[DATASET CONTENT]

####################

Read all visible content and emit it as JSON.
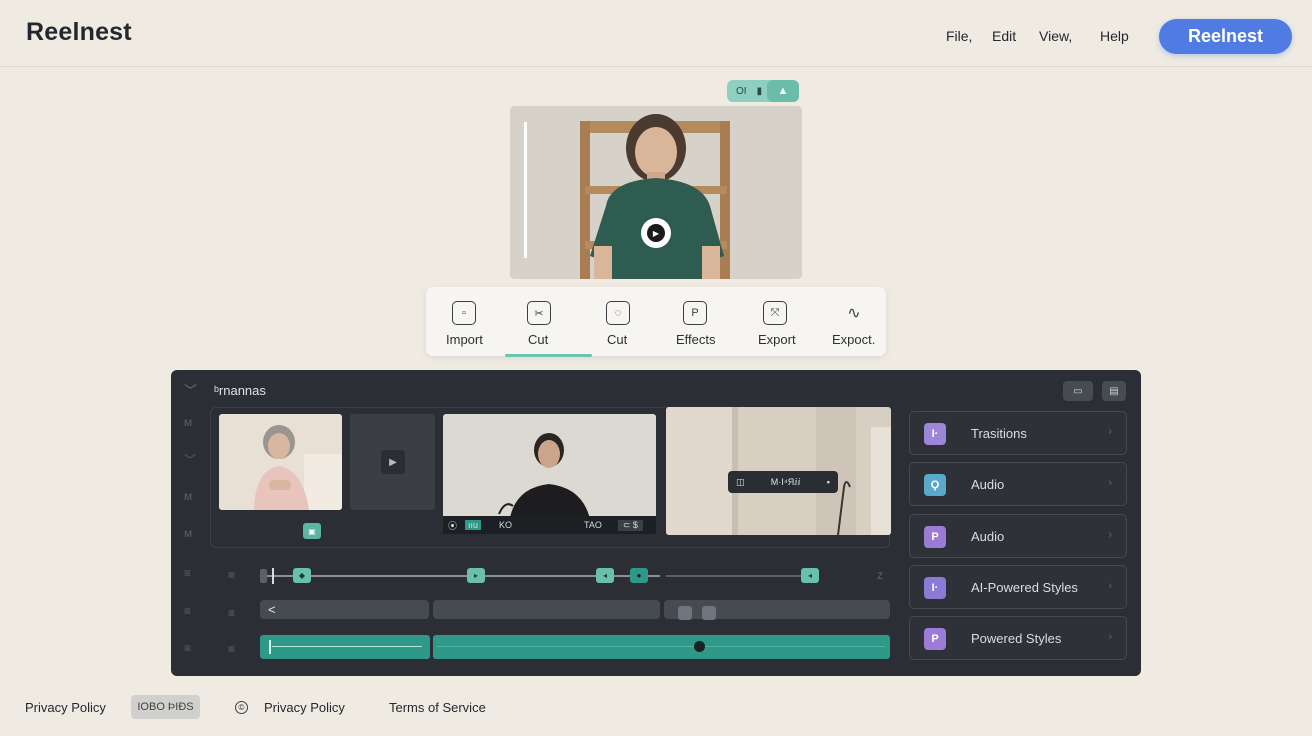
{
  "header": {
    "brand": "Reelnest",
    "menu": [
      "File,",
      "Edit",
      "View,",
      "Help"
    ],
    "cta_label": "Reelnest"
  },
  "preview": {
    "pill_text": "OI"
  },
  "toolbar": {
    "tools": [
      {
        "label": "Import",
        "icon": "import-icon"
      },
      {
        "label": "Cut",
        "icon": "scissors-icon"
      },
      {
        "label": "Cut",
        "icon": "cut-icon"
      },
      {
        "label": "Effects",
        "icon": "effects-icon"
      },
      {
        "label": "Export",
        "icon": "export-icon"
      },
      {
        "label": "Expoct.",
        "icon": "wave-icon"
      }
    ]
  },
  "editor": {
    "title": "ᵇrnannas",
    "clip2_caption_left": "ııu",
    "clip2_caption_mid": "KO",
    "clip2_caption_right": "TAO",
    "overlay_chip_text": "M·ⵏ⁴Яⅈⅈ"
  },
  "side_panel": {
    "items": [
      {
        "label": "Trasitions",
        "color": "#9b86d8",
        "glyph": "I·"
      },
      {
        "label": "Audio",
        "color": "#5aa9c9",
        "glyph": "Ϙ"
      },
      {
        "label": "Audio",
        "color": "#9b7bd6",
        "glyph": "P"
      },
      {
        "label": "AI-Powered Styles",
        "color": "#8b7ad6",
        "glyph": "I·"
      },
      {
        "label": "Powered Styles",
        "color": "#9d7bd8",
        "glyph": "P"
      }
    ]
  },
  "footer": {
    "link1": "Privacy Policy",
    "chip": "IOBO ÞIÐS",
    "link2": "Privacy Policy",
    "link3": "Terms of Service"
  }
}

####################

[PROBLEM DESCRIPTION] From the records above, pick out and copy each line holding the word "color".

[ANSWER AREA]
        "color": "#9b86d8",
        "color": "#5aa9c9",
        "color": "#9b7bd6",
        "color": "#8b7ad6",
        "color": "#9d7bd8",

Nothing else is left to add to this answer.